Like the great Jurassic Atrium, the walls of the new Cretaceous Hall will feature a vivid mural that depicts the lush landscape inhabited by these creatures, along with two Triceratops, a herd of four Edmontosaurus, and a Pachycephalosaurus fleeing the dueling T. rex pair at the center of the scene. “The other dinosaurs in the exhibit are meant to look edgy, nervous,” Lamanna says. “They know there are two multi-ton carnivores about to tear each other apart over this Edmontosaurus.”
Onlookers combing the Hell Creek mural for hidden surprises will discover something barely visible in earlier phases of the exhibit—flowers. It was only during the final stages of the Cretaceous Period that angiosperms—flowering plants—began to dominate the landscape. The T. rex duo will be surrounded by relatives of today’s magnolias and sycamores, along with ancestors of many other kinds of flowering plants.
“We hope it’ll be really thought-provoking,” notes Lamanna, “walking in this exhibit and seeing dinosaurs side-by-side with magnolia trees and buttercups and palms, things we’re used to seeing in our own landscapes. The modern world had its roots in the Age of Dinosaurs.”
T. rex vs. T. rex is presented by
Pittsburgh's famed T. rex, as depicted here in old Dinosaur Hall, has changed plenty.
A NEW KIND OF MONSTER
The most important of the specimens to be unveiled in Phase Two of Dinosaurs in Their Time is, of course, the holotype T. rex, discovered in 1902 by Barnum Brown, a young paleontologist with an uncanny “nose” for sniffing out fossils. While scouting for the American Museum of Natural History, Brown got wind of a settler who had found a rich fossil deposit in eastern Montana. It didn’t take Brown long to find the site, and with it, an entirely new species of dinosaur.
Unlike other meat-eating dinosaurs, whose teeth were shaped like steak knives, the creature Brown had discovered had huge teeth shaped like spikes.
“Quarry No. 1 contains (several bones) of a large Carnivorous Dinosaur,” he reported from the field to his boss in New York, American Museum director Henry Fairfield Osborn. “I have never seen anything like it from the Cretaceous.”
Brown had discovered the T. rex holotype, but the skeleton presented scientists with a puzzle: How could something so big have such small forelimbs? Did the seemingly undersized arms belong to the same animal or to a different species?
Scientists think they’ve solved this puzzle, says Matt Lamanna, assistant curator of vertebrate paleontology at Carnegie Museum of Natural History. Over millions of years, as tyrannosaurs evolved larger heads and more powerful jaws, their forelimbs became less and less important for hunting and killing, and diminished in size.
At 40 feet long, the holotype remains one of the largest Tyrannosaurus specimens ever found.
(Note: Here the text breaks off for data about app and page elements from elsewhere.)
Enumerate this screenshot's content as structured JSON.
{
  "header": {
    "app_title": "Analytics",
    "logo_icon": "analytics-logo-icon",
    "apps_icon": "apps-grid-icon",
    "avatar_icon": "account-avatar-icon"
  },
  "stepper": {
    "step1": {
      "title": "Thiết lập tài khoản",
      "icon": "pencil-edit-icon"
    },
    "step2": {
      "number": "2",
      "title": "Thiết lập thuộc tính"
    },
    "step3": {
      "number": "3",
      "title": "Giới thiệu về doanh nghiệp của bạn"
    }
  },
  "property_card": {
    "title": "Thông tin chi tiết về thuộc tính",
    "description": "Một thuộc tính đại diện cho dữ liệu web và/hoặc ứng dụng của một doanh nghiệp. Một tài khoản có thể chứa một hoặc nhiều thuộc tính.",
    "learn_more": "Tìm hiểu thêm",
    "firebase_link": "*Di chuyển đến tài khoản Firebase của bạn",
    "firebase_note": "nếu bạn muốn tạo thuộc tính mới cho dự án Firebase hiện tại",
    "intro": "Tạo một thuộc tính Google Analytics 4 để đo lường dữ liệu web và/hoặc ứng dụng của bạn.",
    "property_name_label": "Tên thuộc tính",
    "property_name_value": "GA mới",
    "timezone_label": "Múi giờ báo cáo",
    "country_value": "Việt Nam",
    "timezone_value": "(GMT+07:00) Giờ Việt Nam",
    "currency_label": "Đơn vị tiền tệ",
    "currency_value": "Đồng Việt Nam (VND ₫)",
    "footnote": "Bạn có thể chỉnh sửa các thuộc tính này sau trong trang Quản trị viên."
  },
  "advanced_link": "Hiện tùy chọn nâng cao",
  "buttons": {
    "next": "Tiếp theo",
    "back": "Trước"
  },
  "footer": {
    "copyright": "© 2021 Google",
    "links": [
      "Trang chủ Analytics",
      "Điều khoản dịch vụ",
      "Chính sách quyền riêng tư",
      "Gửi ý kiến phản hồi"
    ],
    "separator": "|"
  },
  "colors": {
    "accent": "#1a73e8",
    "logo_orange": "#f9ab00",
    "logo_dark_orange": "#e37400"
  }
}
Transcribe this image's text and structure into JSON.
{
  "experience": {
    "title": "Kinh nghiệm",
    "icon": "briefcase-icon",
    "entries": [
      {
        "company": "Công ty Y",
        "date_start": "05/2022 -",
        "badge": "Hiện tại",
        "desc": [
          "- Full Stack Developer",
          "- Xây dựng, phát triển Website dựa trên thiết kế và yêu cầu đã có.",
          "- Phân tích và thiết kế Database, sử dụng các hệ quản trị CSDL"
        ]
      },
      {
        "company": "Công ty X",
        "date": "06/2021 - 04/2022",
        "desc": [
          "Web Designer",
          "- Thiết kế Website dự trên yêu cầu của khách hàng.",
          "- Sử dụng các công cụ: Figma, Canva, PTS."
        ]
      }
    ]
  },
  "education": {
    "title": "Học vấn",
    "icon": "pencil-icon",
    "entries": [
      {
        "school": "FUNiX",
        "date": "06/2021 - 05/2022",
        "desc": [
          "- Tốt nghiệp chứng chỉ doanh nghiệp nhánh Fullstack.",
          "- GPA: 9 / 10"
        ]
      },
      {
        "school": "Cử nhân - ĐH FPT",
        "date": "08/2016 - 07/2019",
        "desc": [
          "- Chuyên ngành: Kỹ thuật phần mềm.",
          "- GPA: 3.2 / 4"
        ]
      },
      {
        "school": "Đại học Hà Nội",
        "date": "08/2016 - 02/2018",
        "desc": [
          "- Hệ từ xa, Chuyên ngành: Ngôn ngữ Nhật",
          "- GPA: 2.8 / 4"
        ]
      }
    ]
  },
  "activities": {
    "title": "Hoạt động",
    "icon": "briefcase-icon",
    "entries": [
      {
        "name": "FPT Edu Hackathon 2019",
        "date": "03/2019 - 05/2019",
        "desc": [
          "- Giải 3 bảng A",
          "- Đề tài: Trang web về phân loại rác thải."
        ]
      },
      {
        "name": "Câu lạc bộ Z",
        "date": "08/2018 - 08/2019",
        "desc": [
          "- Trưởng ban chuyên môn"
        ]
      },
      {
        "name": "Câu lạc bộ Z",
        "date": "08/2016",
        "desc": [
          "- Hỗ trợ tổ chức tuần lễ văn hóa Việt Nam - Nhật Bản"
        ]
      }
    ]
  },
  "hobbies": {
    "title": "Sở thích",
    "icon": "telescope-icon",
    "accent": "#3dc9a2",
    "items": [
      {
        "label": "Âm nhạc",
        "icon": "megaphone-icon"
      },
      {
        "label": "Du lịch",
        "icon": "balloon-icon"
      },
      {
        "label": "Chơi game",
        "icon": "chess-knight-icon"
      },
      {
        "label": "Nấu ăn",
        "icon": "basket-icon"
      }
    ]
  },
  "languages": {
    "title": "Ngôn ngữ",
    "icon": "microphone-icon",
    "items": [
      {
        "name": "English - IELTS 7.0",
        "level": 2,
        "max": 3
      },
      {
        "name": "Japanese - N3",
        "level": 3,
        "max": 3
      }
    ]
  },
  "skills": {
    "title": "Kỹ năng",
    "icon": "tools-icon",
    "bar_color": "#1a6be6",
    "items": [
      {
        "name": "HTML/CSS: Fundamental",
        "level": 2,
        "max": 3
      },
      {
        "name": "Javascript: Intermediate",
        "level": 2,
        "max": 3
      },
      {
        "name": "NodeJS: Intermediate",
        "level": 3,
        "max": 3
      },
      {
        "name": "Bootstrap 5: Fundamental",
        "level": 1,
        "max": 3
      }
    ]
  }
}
It preserves about 40 percent of the creature’s skeleton.
But the New York museum never displayed Brown’s great find, opting instead to mount and display another of his discoveries, a more complete skeleton of T. rex unearthed several years later. At the end of the Great Depression, with a dwindling research budget and fears of attack by German bombers, the American Museum decided to sell the T. rex holotype to Carnegie Museum of Natural History. The price? $7,000. That’s about $100,000 in today’s currency. For the price of a modest house, the museum had purchased arguably the most important dinosaur specimen of all time. By 1942, the holotype was on display in Pittsburgh, where it remained—upright—until 2005.
Lamanna hopes that, once again unveiled to the public, the near-mystical power of
T. rex will stoke some of the essential questions that dinosaurs always seem to provoke.
“There are a lot of parallels to today,” notes Lamanna. “The big dinosaurs seem invincible, but they all died 66 million years ago. You wonder, ‘If it happened to them, can it happen to us?’”